The other day I walked past a house under refurbishment. The building company’s sign outside advertised high-end work and stated “Reassuringly expensive“. I smiled. So distinctively British. Living here now, I’m lucky enough to experience these delightfully British qualities every day. Even at my yoga studio:
I have now noticed that in Finland, we are actually seldom recognised verbally in any way. Nor are we ever addressed by name.
At my local yoga studio in Richmond, I’m acknowledged from the moment I first walk in. “Good morning, Anu! Need anything today?” The subtle recognition continues throughout the class with little morsels of encouragement: “Good control, Anu” and “Very strong standing series, Anu“. I really appreciate getting corrections: “Make sure your wrists are straight in this posture, Anu” and “Anu, plug your big toe onto the floor more and suck your stomach in“. I’m also gradually learning to take compliments without feeling uncomfortable.
London is one of the most ethnically diverse cities in the world with more than 300 languages being spoken here.

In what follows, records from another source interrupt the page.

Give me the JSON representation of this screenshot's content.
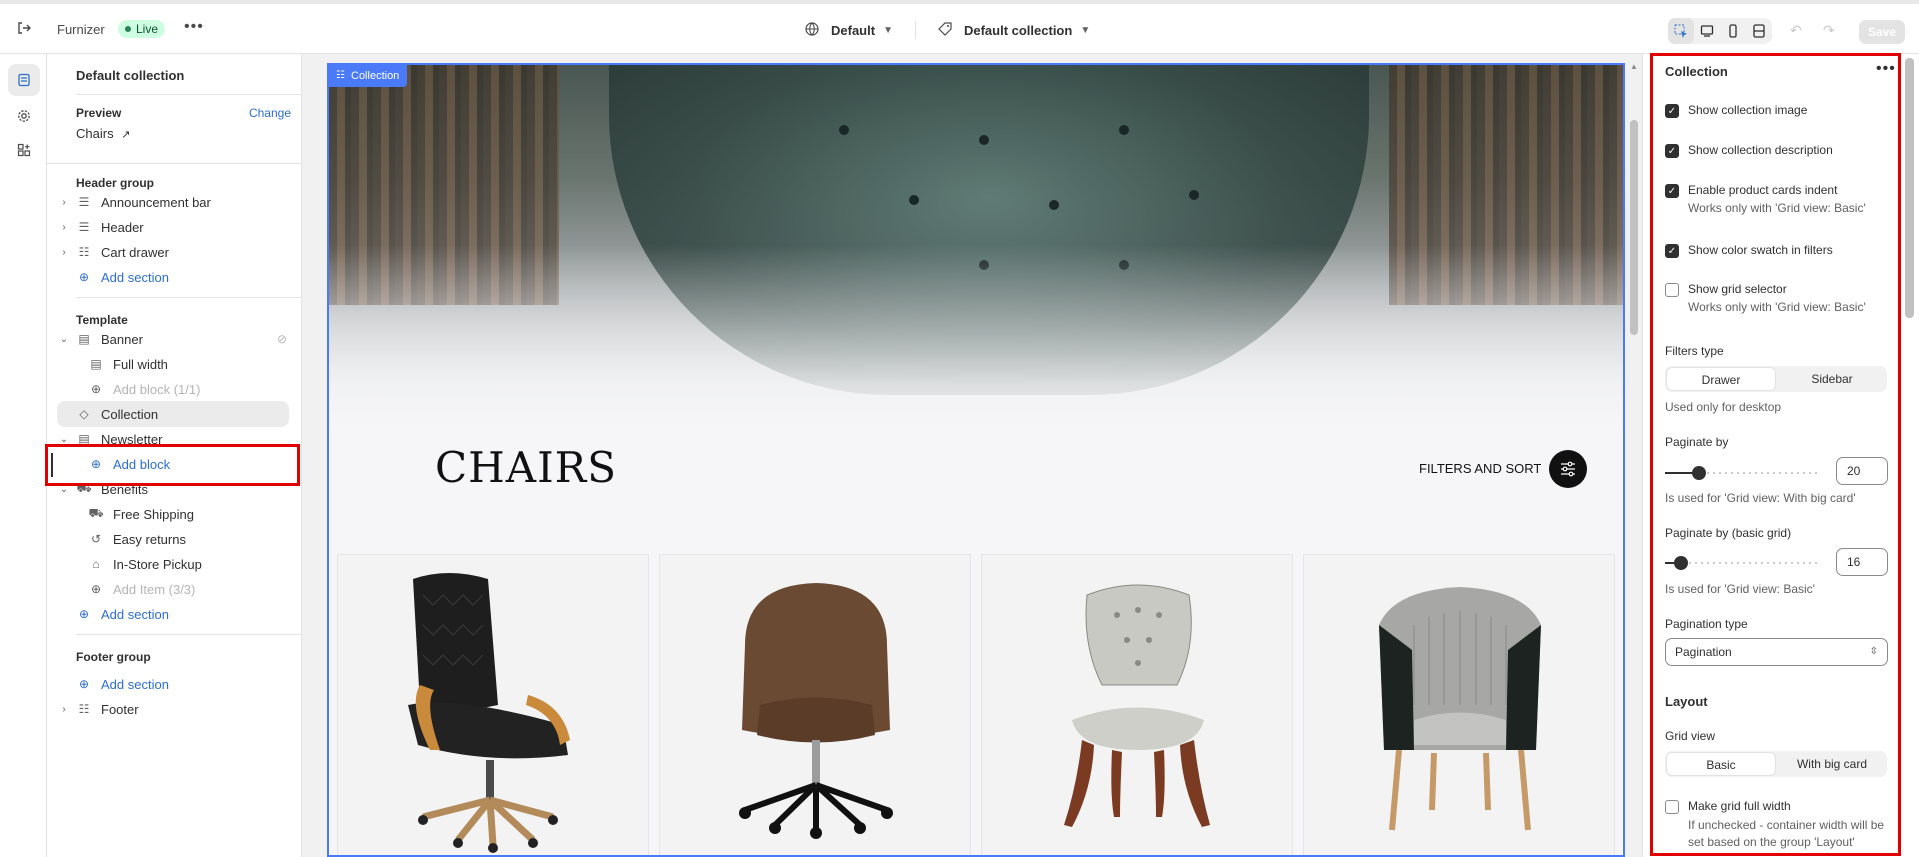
{
  "topbar": {
    "store_name": "Furnizer",
    "status_badge": "Live",
    "more": "•••",
    "theme_selector": "Default",
    "template_selector": "Default collection"
  },
  "left_panel": {
    "title": "Default collection",
    "preview_label": "Preview",
    "change_link": "Change",
    "preview_value": "Chairs",
    "header_group": {
      "title": "Header group",
      "items": [
        "Announcement bar",
        "Header",
        "Cart drawer"
      ],
      "add_section": "Add section"
    },
    "template": {
      "title": "Template",
      "banner": "Banner",
      "banner_blocks": [
        "Full width"
      ],
      "banner_add_block": "Add block (1/1)",
      "collection": "Collection",
      "newsletter": "Newsletter",
      "newsletter_add_block": "Add block",
      "benefits": "Benefits",
      "benefits_items": [
        "Free Shipping",
        "Easy returns",
        "In-Store Pickup"
      ],
      "benefits_add_item": "Add Item (3/3)",
      "add_section": "Add section"
    },
    "footer_group": {
      "title": "Footer group",
      "add_section": "Add section",
      "items": [
        "Footer"
      ]
    }
  },
  "preview": {
    "section_tag": "Collection",
    "collection_title": "CHAIRS",
    "filters_label": "FILTERS AND SORT",
    "product_cards": [
      "black-leather-office-chair",
      "brown-leather-swivel-chair",
      "tufted-grey-dining-chair",
      "grey-black-armchair"
    ]
  },
  "settings": {
    "title": "Collection",
    "checkboxes": [
      {
        "label": "Show collection image",
        "checked": true,
        "help": ""
      },
      {
        "label": "Show collection description",
        "checked": true,
        "help": ""
      },
      {
        "label": "Enable product cards indent",
        "checked": true,
        "help": "Works only with 'Grid view: Basic'"
      },
      {
        "label": "Show color swatch in filters",
        "checked": true,
        "help": ""
      },
      {
        "label": "Show grid selector",
        "checked": false,
        "help": "Works only with 'Grid view: Basic'"
      }
    ],
    "filters_type": {
      "label": "Filters type",
      "options": [
        "Drawer",
        "Sidebar"
      ],
      "selected": "Drawer",
      "help": "Used only for desktop"
    },
    "paginate_by": {
      "label": "Paginate by",
      "value": "20",
      "fraction": 0.22,
      "help": "Is used for 'Grid view: With big card'"
    },
    "paginate_by_basic": {
      "label": "Paginate by (basic grid)",
      "value": "16",
      "fraction": 0.1,
      "help": "Is used for 'Grid view: Basic'"
    },
    "pagination_type": {
      "label": "Pagination type",
      "value": "Pagination"
    },
    "layout": {
      "heading": "Layout",
      "grid_view": {
        "label": "Grid view",
        "options": [
          "Basic",
          "With big card"
        ],
        "selected": "Basic"
      },
      "full_width": {
        "label": "Make grid full width",
        "checked": false,
        "help": "If unchecked - container width will be set based on the group 'Layout'"
      }
    }
  },
  "actions": {
    "save": "Save"
  }
}
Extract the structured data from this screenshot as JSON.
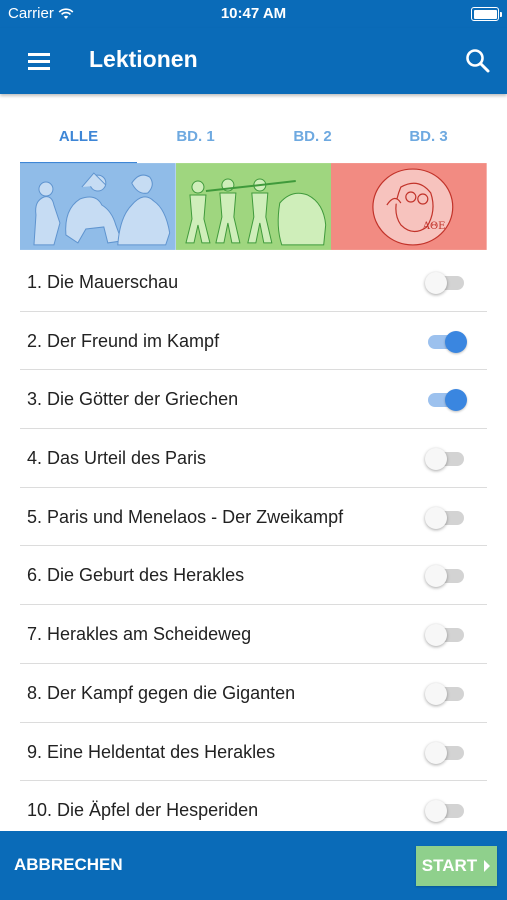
{
  "status_bar": {
    "carrier": "Carrier",
    "time": "10:47 AM"
  },
  "app_bar": {
    "title": "Lektionen"
  },
  "tabs": [
    {
      "label": "ALLE",
      "active": true
    },
    {
      "label": "BD. 1",
      "active": false
    },
    {
      "label": "BD. 2",
      "active": false
    },
    {
      "label": "BD. 3",
      "active": false
    }
  ],
  "banner": {
    "colors": [
      "#90bce8",
      "#9fd67f",
      "#f28b82"
    ]
  },
  "lessons": [
    {
      "label": "1. Die Mauerschau",
      "enabled": false
    },
    {
      "label": "2. Der Freund im Kampf",
      "enabled": true
    },
    {
      "label": "3. Die Götter der Griechen",
      "enabled": true
    },
    {
      "label": "4. Das Urteil des Paris",
      "enabled": false
    },
    {
      "label": "5. Paris und Menelaos - Der Zweikampf",
      "enabled": false
    },
    {
      "label": "6. Die Geburt des Herakles",
      "enabled": false
    },
    {
      "label": "7. Herakles am Scheideweg",
      "enabled": false
    },
    {
      "label": "8. Der Kampf gegen die Giganten",
      "enabled": false
    },
    {
      "label": "9. Eine Heldentat des Herakles",
      "enabled": false
    },
    {
      "label": "10. Die Äpfel der Hesperiden",
      "enabled": false
    }
  ],
  "bottom_bar": {
    "cancel_label": "ABBRECHEN",
    "start_label": "START"
  },
  "colors": {
    "primary": "#0a6bb8",
    "accent": "#3a86e0",
    "start_button": "#8fd08c"
  }
}
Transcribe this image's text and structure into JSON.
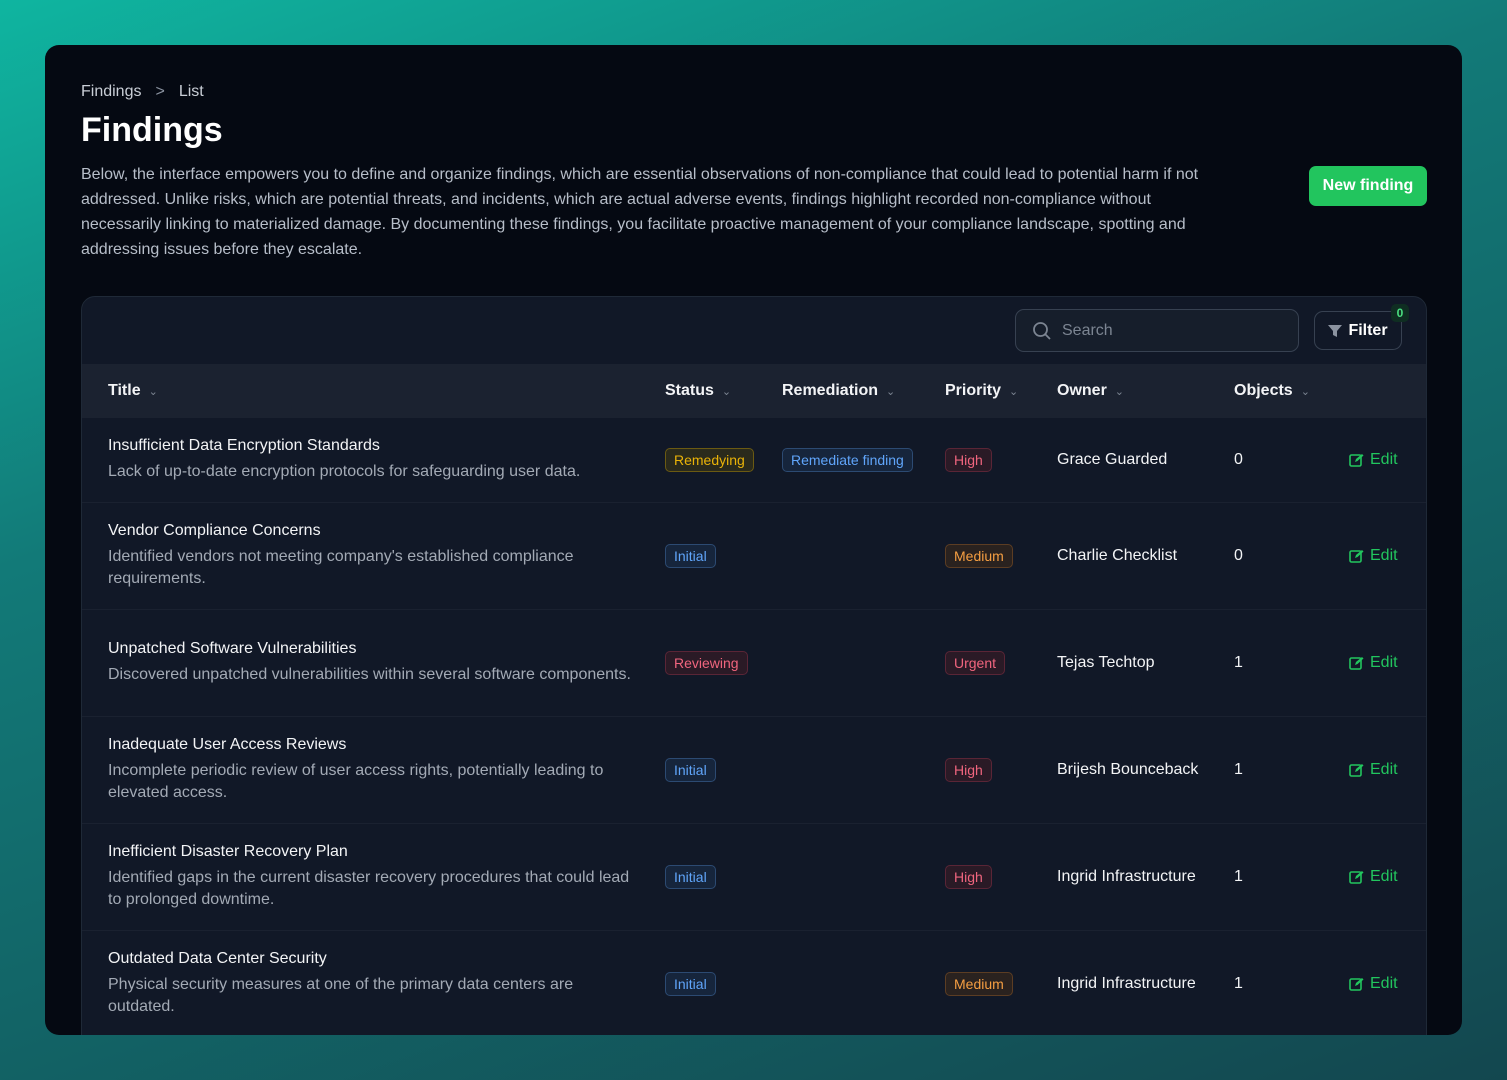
{
  "breadcrumb": [
    "Findings",
    "List"
  ],
  "title": "Findings",
  "description": "Below, the interface empowers you to define and organize findings, which are essential observations of non-compliance that could lead to potential harm if not addressed. Unlike risks, which are potential threats, and incidents, which are actual adverse events, findings highlight recorded non-compliance without necessarily linking to materialized damage. By documenting these findings, you facilitate proactive management of your compliance landscape, spotting and addressing issues before they escalate.",
  "new_button": "New finding",
  "search": {
    "placeholder": "Search"
  },
  "filter": {
    "label": "Filter",
    "count": "0"
  },
  "columns": [
    "Title",
    "Status",
    "Remediation",
    "Priority",
    "Owner",
    "Objects"
  ],
  "edit_label": "Edit",
  "rows": [
    {
      "title": "Insufficient Data Encryption Standards",
      "desc": "Lack of up-to-date encryption protocols for safeguarding user data.",
      "status": "Remedying",
      "status_color": "yellow",
      "remediation": "Remediate finding",
      "priority": "High",
      "priority_color": "red",
      "owner": "Grace Guarded",
      "objects": "0"
    },
    {
      "title": "Vendor Compliance Concerns",
      "desc": "Identified vendors not meeting company's established compliance requirements.",
      "status": "Initial",
      "status_color": "blue",
      "remediation": "",
      "priority": "Medium",
      "priority_color": "orange",
      "owner": "Charlie Checklist",
      "objects": "0"
    },
    {
      "title": "Unpatched Software Vulnerabilities",
      "desc": "Discovered unpatched vulnerabilities within several software components.",
      "status": "Reviewing",
      "status_color": "red",
      "remediation": "",
      "priority": "Urgent",
      "priority_color": "red",
      "owner": "Tejas Techtop",
      "objects": "1"
    },
    {
      "title": "Inadequate User Access Reviews",
      "desc": "Incomplete periodic review of user access rights, potentially leading to elevated access.",
      "status": "Initial",
      "status_color": "blue",
      "remediation": "",
      "priority": "High",
      "priority_color": "red",
      "owner": "Brijesh Bounceback",
      "objects": "1"
    },
    {
      "title": "Inefficient Disaster Recovery Plan",
      "desc": "Identified gaps in the current disaster recovery procedures that could lead to prolonged downtime.",
      "status": "Initial",
      "status_color": "blue",
      "remediation": "",
      "priority": "High",
      "priority_color": "red",
      "owner": "Ingrid Infrastructure",
      "objects": "1"
    },
    {
      "title": "Outdated Data Center Security",
      "desc": "Physical security measures at one of the primary data centers are outdated.",
      "status": "Initial",
      "status_color": "blue",
      "remediation": "",
      "priority": "Medium",
      "priority_color": "orange",
      "owner": "Ingrid Infrastructure",
      "objects": "1"
    }
  ]
}
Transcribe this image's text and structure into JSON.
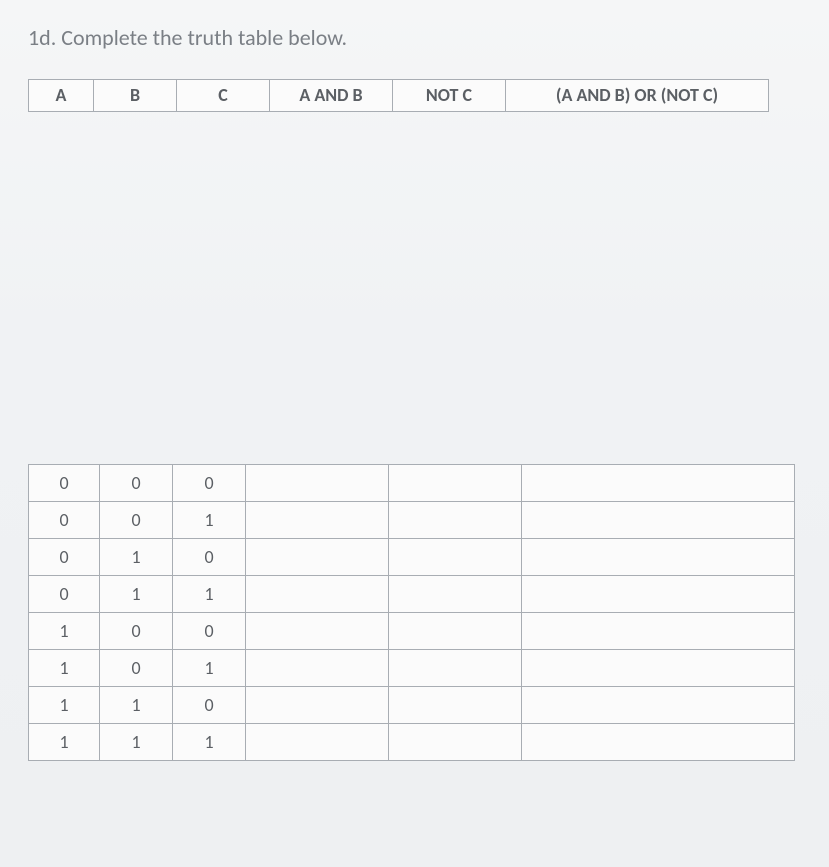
{
  "prompt": "1d. Complete the truth table below.",
  "headers": {
    "a": "A",
    "b": "B",
    "c": "C",
    "d": "A AND B",
    "e": "NOT C",
    "f": "(A AND B) OR (NOT C)"
  },
  "rows": [
    {
      "a": "0",
      "b": "0",
      "c": "0",
      "d": "",
      "e": "",
      "f": ""
    },
    {
      "a": "0",
      "b": "0",
      "c": "1",
      "d": "",
      "e": "",
      "f": ""
    },
    {
      "a": "0",
      "b": "1",
      "c": "0",
      "d": "",
      "e": "",
      "f": ""
    },
    {
      "a": "0",
      "b": "1",
      "c": "1",
      "d": "",
      "e": "",
      "f": ""
    },
    {
      "a": "1",
      "b": "0",
      "c": "0",
      "d": "",
      "e": "",
      "f": ""
    },
    {
      "a": "1",
      "b": "0",
      "c": "1",
      "d": "",
      "e": "",
      "f": ""
    },
    {
      "a": "1",
      "b": "1",
      "c": "0",
      "d": "",
      "e": "",
      "f": ""
    },
    {
      "a": "1",
      "b": "1",
      "c": "1",
      "d": "",
      "e": "",
      "f": ""
    }
  ]
}
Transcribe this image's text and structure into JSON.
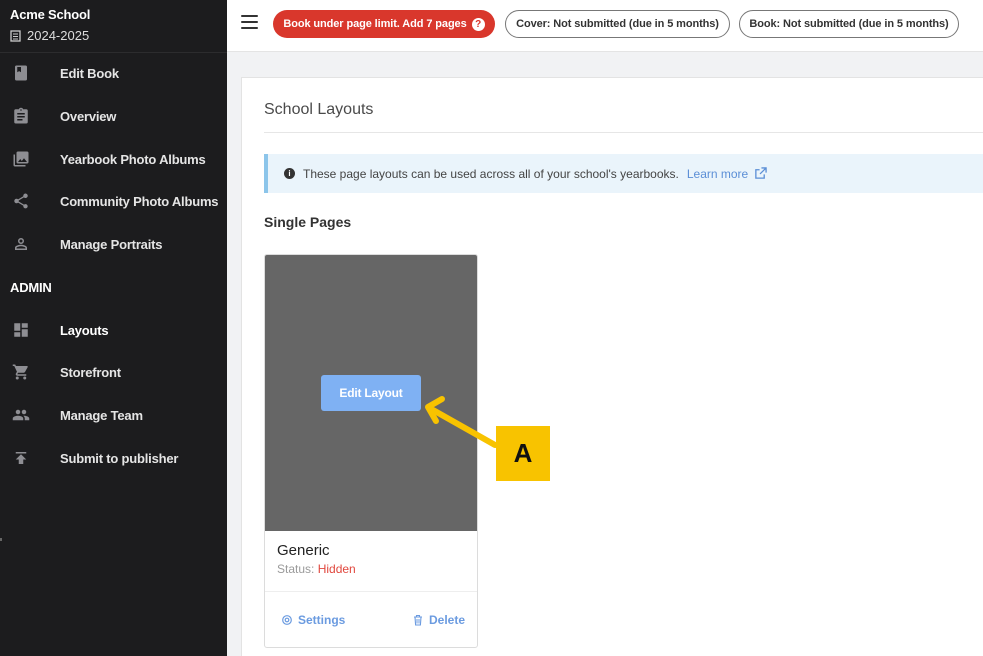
{
  "brand": {
    "name": "Acme School",
    "year": "2024-2025"
  },
  "sidebar": {
    "items": [
      {
        "label": "Edit Book",
        "icon": "book-icon"
      },
      {
        "label": "Overview",
        "icon": "clipboard-icon"
      },
      {
        "label": "Yearbook Photo Albums",
        "icon": "photo-albums-icon"
      },
      {
        "label": "Community Photo Albums",
        "icon": "share-icon"
      },
      {
        "label": "Manage Portraits",
        "icon": "person-icon"
      }
    ],
    "admin_label": "ADMIN",
    "admin_items": [
      {
        "label": "Layouts",
        "icon": "dashboard-icon",
        "active": true
      },
      {
        "label": "Storefront",
        "icon": "cart-icon"
      },
      {
        "label": "Manage Team",
        "icon": "people-icon"
      },
      {
        "label": "Submit to publisher",
        "icon": "upload-icon"
      }
    ]
  },
  "topbar": {
    "alert_pill": "Book under page limit. Add 7 pages",
    "alert_help": "?",
    "cover_pill": "Cover: Not submitted (due in 5 months)",
    "book_pill": "Book: Not submitted (due in 5 months)"
  },
  "main": {
    "title": "School Layouts",
    "info_text": "These page layouts can be used across all of your school's yearbooks.",
    "learn_more": "Learn more",
    "section_title": "Single Pages",
    "layout_card": {
      "edit_button": "Edit Layout",
      "name": "Generic",
      "status_label": "Status:",
      "status_value": "Hidden",
      "settings": "Settings",
      "delete": "Delete"
    }
  },
  "annotation": {
    "label": "A",
    "color": "#f8c300"
  },
  "colors": {
    "sidebar_bg": "#1c1c1e",
    "alert_red": "#d9372c",
    "accent_blue": "#6b9be0",
    "edit_button": "#7fb1f3"
  }
}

I thoroughly love the diversity at my new studio. There are the typically English names of Poppy, Kitty and Harriet. To me, people called Simon, Alistair and Richard could be characters in an English film. At least based on the variety of names I hear called up in class, there are Asians Lakshimi and Sunil, Scandinavians Astrid and Kajsa, Hispanics Esme and Felipe, as well as Eastern Europeans Olga and Paulina. We are all equals on our yoga mats. Even the tennis legend Andy Murray is just one of us beginners’ yoga practioners in the hot room.
Polite “Sorry, sorry, I’m so sorry” are words uttered quite frequently at the studio.
There are up to six classes a day and at times, the changing rooms get crowded. There are students, who just finished a class, trying to get out of their sweaty clothes. There are people queuing for showers. At the same time, another group of students wants to get ready for a new class. There are bags, clothes, yoga mats, water bottles, towels, toiletries and a lot of bumping onto one another. In Finland, these accidential collisions are either completely ignored or occasionally, awarded an “Oho“, the equivalent of “Oops“. I’m learning to pay more attention in order to keep up with the constant “Sorries“. Apologising seems to be almost like a reflex. So civil and friendly!
“A carpet is a textile floor covering consisting of an upper layer of “pile” attached to a backing” (Wikipedia).
I know carpeting is traditionally a popular floor covering in Britain, but I never expected to find wall-to-wall carpeting in a hot yoga room. All the studios I’ve been to in Finland and Sweden – hardwood floors. It’s only recently that I discovered that the Bikram Yoga guidelines for affiliated studios in fact require carpeting in the yoga room. I’m getting used to the carpet now. I certainly like the fact that they are constantly cleaning it.
Being brought up in a very straightforward Finnish environment, I’ll always remain a tad too direct and all too in touch with silent moments to fully blend in here. Yet I’m fascinated with all things British, especially culture and social behaviour. Of all places, I’ve started the discovery of these exciting hidden and unspoken rules at my local Bikram Yoga Studio. It was day #27 of my 30 Day Yoga Challenge today!